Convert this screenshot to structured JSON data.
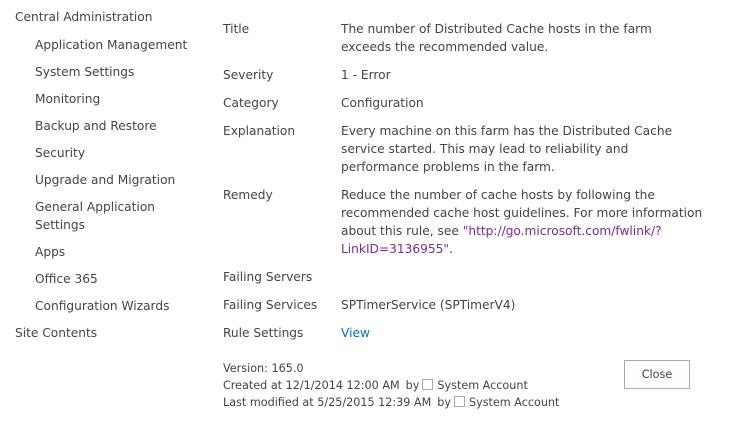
{
  "nav": {
    "top": "Central Administration",
    "items": [
      {
        "label": "Application Management"
      },
      {
        "label": "System Settings"
      },
      {
        "label": "Monitoring"
      },
      {
        "label": "Backup and Restore"
      },
      {
        "label": "Security"
      },
      {
        "label": "Upgrade and Migration"
      },
      {
        "label": "General Application Settings"
      },
      {
        "label": "Apps"
      },
      {
        "label": "Office 365"
      },
      {
        "label": "Configuration Wizards"
      }
    ],
    "bottom": "Site Contents"
  },
  "props": {
    "title": {
      "label": "Title",
      "value": "The number of Distributed Cache hosts in the farm exceeds the recommended value."
    },
    "severity": {
      "label": "Severity",
      "value": "1 - Error"
    },
    "category": {
      "label": "Category",
      "value": "Configuration"
    },
    "explanation": {
      "label": "Explanation",
      "value": "Every machine on this farm has the Distributed Cache service started. This may lead to reliability and performance problems in the farm."
    },
    "remedy": {
      "label": "Remedy",
      "text": "Reduce the number of cache hosts by following the recommended cache host guidelines. For more information about this rule, see",
      "link": "\"http://go.microsoft.com/fwlink/?LinkID=3136955\"",
      "suffix": "."
    },
    "failing_servers": {
      "label": "Failing Servers",
      "value": ""
    },
    "failing_services": {
      "label": "Failing Services",
      "value": "SPTimerService (SPTimerV4)"
    },
    "rule_settings": {
      "label": "Rule Settings",
      "value": "View"
    }
  },
  "footer": {
    "version": "Version: 165.0",
    "created": "Created at 12/1/2014 12:00 AM",
    "created_by_prefix": "by",
    "created_by": "System Account",
    "modified": "Last modified at 5/25/2015 12:39 AM",
    "modified_by_prefix": "by",
    "modified_by": "System Account"
  },
  "buttons": {
    "close": "Close"
  },
  "colors": {
    "link": "#0072c6",
    "visited_link": "#7a2b9b",
    "text": "#444444"
  }
}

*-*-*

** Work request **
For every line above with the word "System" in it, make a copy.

** Your solution **
        "label": "System Settings"
    "created_by": "System Account",
    "modified_by": "System Account"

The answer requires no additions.